Thinking Beyond Borders for Chile
Thinking Beyond Borders for Chile
Regardless of the place of payment, performing activities in Chile generates Chilean liability. For Chilean tax purposes, the status under which a person will be taxed as a resident or non-resident is dependent on the characteristics of the individual’s assignment.
As a general rule, any person domiciled or resident in Chile is subject to income tax on a worldwide basis. Individuals who are neither resident, nor domiciled in Chile, pay taxes only on their Chilean source income.
Foreigners with residence or domiciled in Chile will pay taxes only on their Chilean source income during the first 3 years from their arrival in Chile. After this period has elapsed, foreigners will be subject to income tax on their worldwide income. Additionally, Chilean legislation also provides the possibility of an extension of this period in specific cases, nevertheless it is imperative that an extension request is filed with ample time to be approved before the expiration of the time period. In order to obtain an extension, strong supporting documentation must be provided that clearly establishes that the person does not have the intention to permanently remain in Chile.
According to the Chilean Income Tax Law, Chilean source income is defined as income derived from activities performed or goods located in Chile. Thus, compensation received for employment activities carried out within the country/jurisdiction should be considered as Chilean source income, and therefore subject to taxes in Chile, regardless of the nationality or residence status of the individual, and the place of payment.
For tax purposes, the resident status is acquired once an individual has been in Chile more than 183 days within any 12-month period. According to article 49 of Chilean Civil Code the accounting of a fact that must be analyzed “within” a certain period, will be accomplished if it is met by midnight of the day before Chilean income tax law does not provide for a domicile definition, but according to article 59 of the Chilean Civil Code, domicile requires residency in a place and the intention to remain in it. In accordance, the Chilean Internal Revenue Service (IRS) has understood that an executive may acquire tax domicile in Chile in the following circumstances:
Accordingly, a person will acquire Chilean domicile once the aforementioned requirements (residency and intention to remain in it) are met.
While an executive is considered non-resident and not domiciled in Chile for tax purposes, they will be subject to non-residents income tax (Additional Tax). The tax is levied at a flat rate of 15 percent on the gross employment income, if the activities can be qualified as technical or engineering work or professional services that an individual renders through a report, advice or plan development, rendered in Chile or abroad.

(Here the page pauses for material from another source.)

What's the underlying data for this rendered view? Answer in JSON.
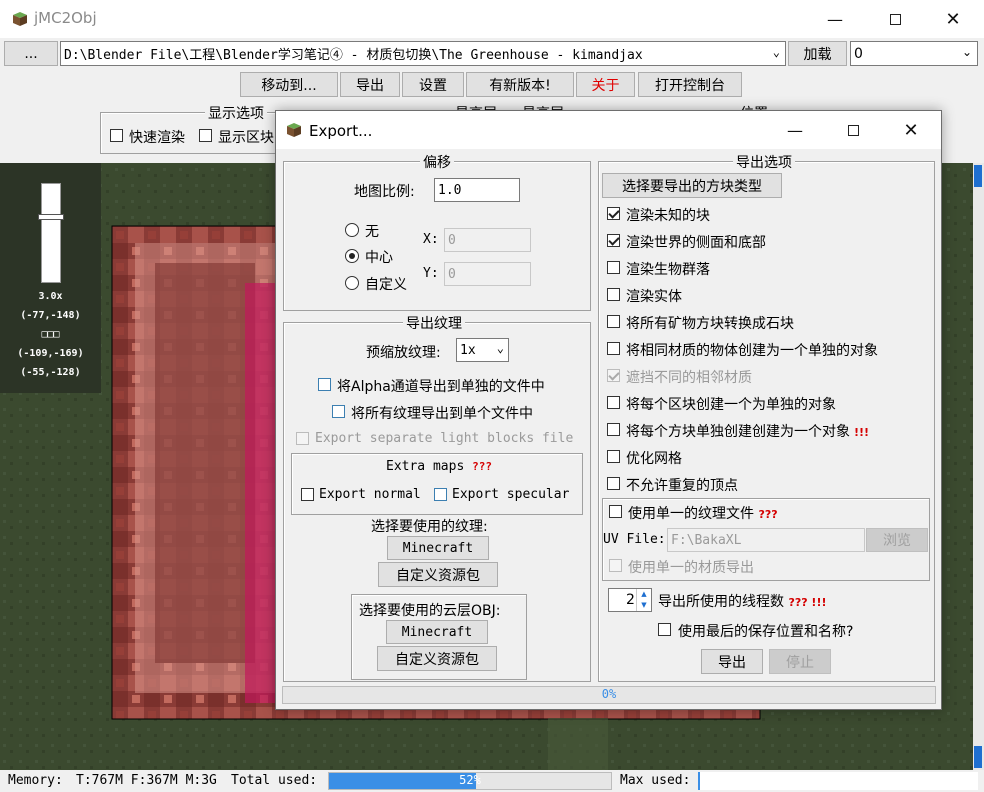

From the 184th day onwards or as from the acquisition of tax domicile, whichever occurs first, the executive will generally be taxable with the residents’ Chilean income taxes, and subject to employment income tax (Second Category Tax), which has progressive rates ranging from 0 to 40 percent on the net salary.
In the case that the executive does not meet the requisites of Law 18.156, the executive will have to contribute to the Chilean social security system. As a general rule, employees working in Chile are subject to the payment of social security contributions, which are deducted from their gross salary with certain caps. These contributions must be withheld by the employer and are paid as follows:
1. pension fund administrator: 10 percent plus a management fee of approximately 2 percent
2. health Institution: 7 percent.
All of these percentages are calculated over the gross salary with a cap of 81.7 Development Units (UF) per month (approximately 2,400,000 Chilean pesos (CLP)). Such mentioned cap of 81.7 UF is adjusted annually considering the variation of the real wage rate determined by the National Institute of Statistics.
Legislation in Chile allows foreign individuals and the companies that bring them to Chile, to be exempt from making social security contributions in Chile and to keep their affiliation to a foreign social security system, when certain requisites are met. This special regime is established in Law 18.156.
According to this law, in order to be exempt from contributing to the Chilean social security system under the Law 18.156 clauses, it is necessary to meet the following requirements:
Tourists cannot develop remunerated activities; however the Ministry of the Interior may, in specific cases, authorize an individual to carry out such activities for a period not exceeding 30 days, renewable for equal periods until the end of tourist permit.
To work in Chile a residence visa is required, providing access to Chilean ID (RUT).
Visa subject to employment contract:
For foreigners who have been hired by a company resident in Chile. It has a maximum duration period of 2 years.
There is also the Resident Visa Subject to Dependent Contract, which is awarded to the family of the owner of the Visa, similar duration, but does not allow for employment. The cost of the procedure is based on reciprocity parameters.
Temporary resident visa:
Traveling abroad for the purpose of settling in Chile, having family ties, interest in the country/jurisdiction or whose residence is useful for advantageous for Chile. Allows working, studying and / or doing business.
It has a maximum term of 1 year, but it can be renewed for 1 additional year.
All information contained in this publication is summarized by KPMG Auditores Consultores SpA, the Chilean member firm affiliated with KPMG International Cooperative (“KPMG International”), a Swiss entity, based on Chilean income tax law Decree law n° 824 and Chilean Immigration Law (DL 1.094-1975, art. 29°).